- September 15, 2016
Instead, it resulted in a new name for a 5-week-old, frisky feline.
Winter Park firefighters Joe Celletti, Kevin Dixon, Brad Grainger and Kevin Powers came to the rescue of a cute black kitten on Thursday, Aug. 9, after it got stuck underneath a vanity in a bathroom.
The timing of the incident was surprising to say the least for Winter Park homeowner Meg Pietkiewicz. Her husband had just brought the cat home earlier that day at about 1 p.m., while she was out of the house.
Pietkiewicz came home at 3:30 p.m. and went to check on the cat — left in one of the bathrooms of her house.
“My friend Gwen was here, and we’re like, ’Where’s the cat?’” Pietkiewicz said.
A little investigation of the bathroom revealed there was a hole about the diameter of a soda can just above the kick plate of the bathroom vanity. Pietkiewicz thought the worst.
“‘He’s in the walls of the house’ — that was my first reaction,” she said. “We’re putting up glasses against the wall and couldn’t hear anything. … I said, ‘What am I going to do?’”
After leaving out cat food and calling out to the kitten with no success, Pietkiewicz called the Winter Park Fire-Rescue Department. Firefighters arrived at the scene and immediately got to work, feeding a search camera through the hole. The camera revealed some paw-sitive news: The black kitten was just behind the kick plate, though hiding all the way back against the wall.
“We saw it blink its eye, so we knew that it was alive,” Lt. Paramedic Brad Grainger said.
The firefighters carefully removed the kick plate from the bottom of the vanity and coaxed the kitten out with one of its favorite toys: a plastic jingling ball with a blue feather attached.
“The minute they said, ‘He’s alive,’ I started bawling,” Pietkiewicz said. “I got myself back together, and then I called (my husband) Jim and said, ‘He’s alive! He’s alive!’”
Grainger said the department gets about a dozen or so calls each year regarding trapped animals. Just earlier this year, another crew was called to rescue multiple baby ducks that were washed into a storm drain and separated from their mother. In most cases, animal control would be sent to rescue an animal, but in unique cases like the one on Aug. 9 in which the animal is stuck in a closed space, firefighters come out with their gear to help.
“In situations like this — with the kitten that was in the void space — it probably wouldn’t have come out on its own without assistance,” Grainger said. “We wanted to take a look and try to help the situation.”
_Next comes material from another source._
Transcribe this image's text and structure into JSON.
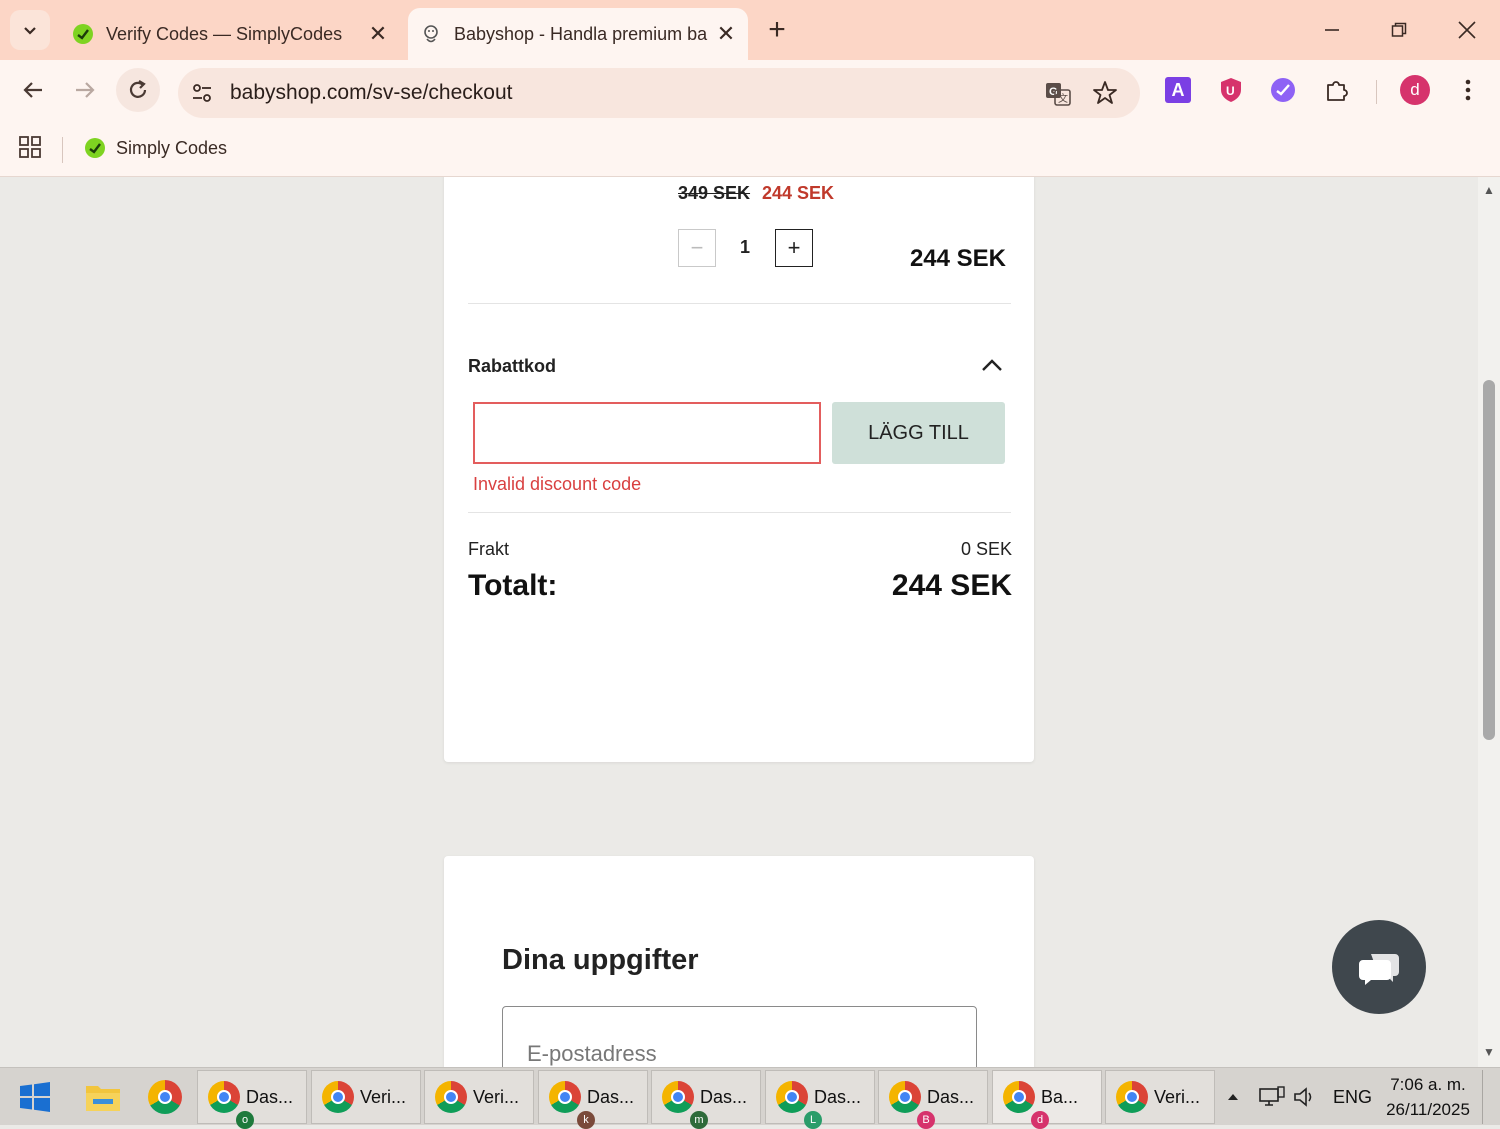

Pietkiewicz had never even seen the black kitten her husband had brought home until firefighters were rescuing it from her vanity. In that moment, she met her new kitten for the first time and realized it still didn’t have a name.
“After we had removed the kitten, the homeowner had mentioned that she hadn’t had a name picked out yet,” Grainger said. “She said she wanted to name it in honor of the guys that came out to help the cat. I jokingly threw out the name Tiller. I said, ‘Our aerial truck we have parked in front of your house is actually called a tiller truck. You could name it Tiller.’ She went with that, and I was surprised to see that.”
“We’re happy that there was a good outcome and that we were able to located the cat quickly — that it was healthy and can enjoy its days ahead,” Grainger said.
“Once I got (Tiller), I just held onto him the rest of the night,” Pietkiewicz said.